WHAT TO DO =
Could you set down every record exactly as it appears?
*** Block opens ***
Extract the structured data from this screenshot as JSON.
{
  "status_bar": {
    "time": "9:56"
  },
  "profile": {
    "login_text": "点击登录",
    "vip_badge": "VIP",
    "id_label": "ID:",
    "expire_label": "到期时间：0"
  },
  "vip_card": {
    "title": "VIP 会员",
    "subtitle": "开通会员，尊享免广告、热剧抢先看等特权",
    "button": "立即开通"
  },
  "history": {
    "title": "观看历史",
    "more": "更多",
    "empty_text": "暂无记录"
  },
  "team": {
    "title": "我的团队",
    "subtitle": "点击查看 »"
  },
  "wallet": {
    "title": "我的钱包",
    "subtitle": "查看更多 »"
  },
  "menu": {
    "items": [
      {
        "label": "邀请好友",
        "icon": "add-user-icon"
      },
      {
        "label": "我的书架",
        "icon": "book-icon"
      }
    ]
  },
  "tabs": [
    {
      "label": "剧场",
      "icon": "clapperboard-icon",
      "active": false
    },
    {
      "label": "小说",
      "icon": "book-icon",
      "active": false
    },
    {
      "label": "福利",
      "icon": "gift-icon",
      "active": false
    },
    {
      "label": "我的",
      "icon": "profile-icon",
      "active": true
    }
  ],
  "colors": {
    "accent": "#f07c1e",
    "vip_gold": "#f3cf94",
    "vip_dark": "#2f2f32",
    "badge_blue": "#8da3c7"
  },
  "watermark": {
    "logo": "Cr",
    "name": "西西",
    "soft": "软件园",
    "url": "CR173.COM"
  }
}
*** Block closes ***
SOLUTION =
Extract the structured data from this screenshot as JSON.
{
  "status_bar": {
    "time": "9:56"
  },
  "profile": {
    "login_text": "点击登录",
    "vip_badge": "VIP",
    "id_label": "ID:",
    "expire_label": "到期时间：0"
  },
  "vip_card": {
    "title": "VIP 会员",
    "subtitle": "开通会员，尊享免广告、热剧抢先看等特权",
    "button": "立即开通"
  },
  "history": {
    "title": "观看历史",
    "more": "更多",
    "empty_text": "暂无记录"
  },
  "team": {
    "title": "我的团队",
    "subtitle": "点击查看 »"
  },
  "wallet": {
    "title": "我的钱包",
    "subtitle": "查看更多 »"
  },
  "menu": {
    "items": [
      {
        "label": "邀请好友",
        "icon": "add-user-icon"
      },
      {
        "label": "我的书架",
        "icon": "book-icon"
      }
    ]
  },
  "tabs": [
    {
      "label": "剧场",
      "icon": "clapperboard-icon",
      "active": false
    },
    {
      "label": "小说",
      "icon": "book-icon",
      "active": false
    },
    {
      "label": "福利",
      "icon": "gift-icon",
      "active": false
    },
    {
      "label": "我的",
      "icon": "profile-icon",
      "active": true
    }
  ],
  "colors": {
    "accent": "#f07c1e",
    "vip_gold": "#f3cf94",
    "vip_dark": "#2f2f32",
    "badge_blue": "#8da3c7"
  },
  "watermark": {
    "logo": "Cr",
    "name": "西西",
    "soft": "软件园",
    "url": "CR173.COM"
  }
}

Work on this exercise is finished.